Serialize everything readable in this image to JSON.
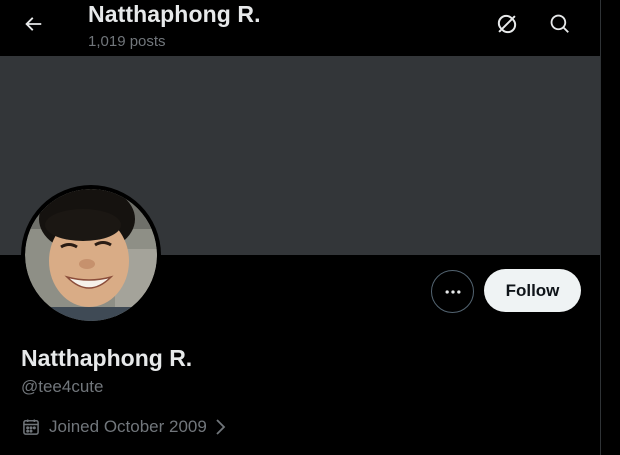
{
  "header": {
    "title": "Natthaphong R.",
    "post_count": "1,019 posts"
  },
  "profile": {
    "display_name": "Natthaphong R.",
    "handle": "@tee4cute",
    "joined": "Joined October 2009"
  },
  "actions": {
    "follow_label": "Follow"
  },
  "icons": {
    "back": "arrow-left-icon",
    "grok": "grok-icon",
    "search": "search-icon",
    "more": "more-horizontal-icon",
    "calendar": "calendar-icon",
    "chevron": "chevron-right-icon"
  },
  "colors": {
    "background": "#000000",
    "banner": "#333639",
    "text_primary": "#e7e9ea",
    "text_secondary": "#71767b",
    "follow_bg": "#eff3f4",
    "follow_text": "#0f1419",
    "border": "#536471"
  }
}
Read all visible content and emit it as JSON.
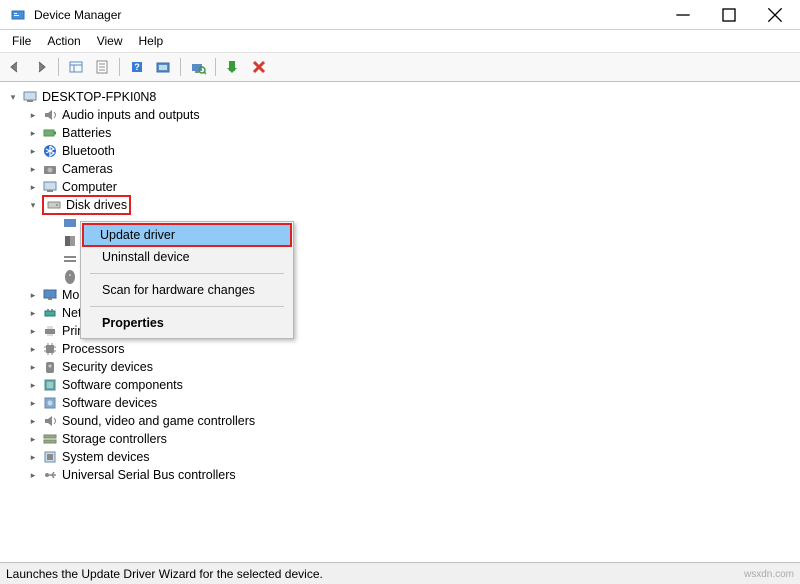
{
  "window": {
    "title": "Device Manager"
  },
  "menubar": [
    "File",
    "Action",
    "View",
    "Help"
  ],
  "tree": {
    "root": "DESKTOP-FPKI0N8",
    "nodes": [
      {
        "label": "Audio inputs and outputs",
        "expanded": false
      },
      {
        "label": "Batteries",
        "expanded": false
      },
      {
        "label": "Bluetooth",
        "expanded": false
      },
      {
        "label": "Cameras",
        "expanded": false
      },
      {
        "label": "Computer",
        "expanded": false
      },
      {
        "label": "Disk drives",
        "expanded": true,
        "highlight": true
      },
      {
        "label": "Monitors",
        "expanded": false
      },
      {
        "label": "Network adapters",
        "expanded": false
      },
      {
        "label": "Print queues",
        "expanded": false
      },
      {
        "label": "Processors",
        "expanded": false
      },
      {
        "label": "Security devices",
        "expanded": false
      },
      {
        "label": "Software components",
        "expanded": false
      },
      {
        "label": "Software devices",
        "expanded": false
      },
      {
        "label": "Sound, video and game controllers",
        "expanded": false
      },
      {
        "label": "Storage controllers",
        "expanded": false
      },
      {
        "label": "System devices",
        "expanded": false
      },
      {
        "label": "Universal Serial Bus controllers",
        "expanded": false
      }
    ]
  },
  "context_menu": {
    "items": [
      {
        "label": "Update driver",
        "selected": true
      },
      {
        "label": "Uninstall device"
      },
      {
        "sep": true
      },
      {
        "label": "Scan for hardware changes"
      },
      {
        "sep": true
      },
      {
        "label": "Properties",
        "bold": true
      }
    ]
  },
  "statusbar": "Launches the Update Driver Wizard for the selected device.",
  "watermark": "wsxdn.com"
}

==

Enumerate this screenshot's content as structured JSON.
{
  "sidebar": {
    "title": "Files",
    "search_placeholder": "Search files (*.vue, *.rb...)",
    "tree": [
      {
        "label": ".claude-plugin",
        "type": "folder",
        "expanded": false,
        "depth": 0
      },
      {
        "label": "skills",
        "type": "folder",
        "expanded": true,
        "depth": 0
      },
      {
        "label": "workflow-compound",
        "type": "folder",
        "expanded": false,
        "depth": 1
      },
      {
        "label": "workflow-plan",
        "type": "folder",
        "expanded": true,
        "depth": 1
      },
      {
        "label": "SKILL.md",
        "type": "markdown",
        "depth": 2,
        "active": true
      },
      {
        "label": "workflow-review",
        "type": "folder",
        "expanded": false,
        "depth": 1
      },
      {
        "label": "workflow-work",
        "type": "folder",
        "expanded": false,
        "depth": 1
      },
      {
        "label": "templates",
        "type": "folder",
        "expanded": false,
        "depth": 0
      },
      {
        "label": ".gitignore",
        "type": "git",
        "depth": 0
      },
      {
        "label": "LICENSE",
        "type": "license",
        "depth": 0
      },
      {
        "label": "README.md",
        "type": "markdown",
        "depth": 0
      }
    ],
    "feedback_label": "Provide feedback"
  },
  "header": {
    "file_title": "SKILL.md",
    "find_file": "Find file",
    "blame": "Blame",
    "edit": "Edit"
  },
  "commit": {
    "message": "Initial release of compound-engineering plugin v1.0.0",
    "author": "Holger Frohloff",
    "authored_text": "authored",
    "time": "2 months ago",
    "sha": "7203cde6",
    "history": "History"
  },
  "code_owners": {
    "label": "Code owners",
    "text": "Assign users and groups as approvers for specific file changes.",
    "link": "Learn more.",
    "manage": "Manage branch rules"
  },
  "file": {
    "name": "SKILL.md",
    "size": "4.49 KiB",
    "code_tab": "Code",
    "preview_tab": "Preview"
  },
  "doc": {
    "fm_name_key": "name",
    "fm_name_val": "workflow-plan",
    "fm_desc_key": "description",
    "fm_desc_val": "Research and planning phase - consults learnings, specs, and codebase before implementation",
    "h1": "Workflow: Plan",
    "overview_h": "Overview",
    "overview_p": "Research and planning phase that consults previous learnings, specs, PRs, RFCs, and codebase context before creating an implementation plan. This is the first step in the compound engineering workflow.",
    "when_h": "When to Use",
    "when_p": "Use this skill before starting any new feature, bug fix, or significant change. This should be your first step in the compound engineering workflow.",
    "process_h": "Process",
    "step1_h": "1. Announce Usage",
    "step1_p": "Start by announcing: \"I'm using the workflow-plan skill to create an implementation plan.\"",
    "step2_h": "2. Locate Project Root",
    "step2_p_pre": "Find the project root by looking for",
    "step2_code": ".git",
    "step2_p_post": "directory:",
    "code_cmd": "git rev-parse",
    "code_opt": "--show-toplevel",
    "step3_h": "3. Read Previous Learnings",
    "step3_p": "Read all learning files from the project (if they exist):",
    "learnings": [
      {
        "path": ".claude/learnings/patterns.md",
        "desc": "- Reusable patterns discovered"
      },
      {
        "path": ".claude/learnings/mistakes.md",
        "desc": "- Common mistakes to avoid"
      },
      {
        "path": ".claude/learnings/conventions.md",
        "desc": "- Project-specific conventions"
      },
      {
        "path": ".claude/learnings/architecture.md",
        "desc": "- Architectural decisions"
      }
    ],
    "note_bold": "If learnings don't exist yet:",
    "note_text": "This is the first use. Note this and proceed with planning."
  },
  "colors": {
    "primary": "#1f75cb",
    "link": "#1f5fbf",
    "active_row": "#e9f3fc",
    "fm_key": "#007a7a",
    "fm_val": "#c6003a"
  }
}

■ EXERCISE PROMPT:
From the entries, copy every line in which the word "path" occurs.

■ EXPECTED ANSWER:
        "path": ".claude/learnings/patterns.md",
        "path": ".claude/learnings/mistakes.md",
        "path": ".claude/learnings/conventions.md",
        "path": ".claude/learnings/architecture.md",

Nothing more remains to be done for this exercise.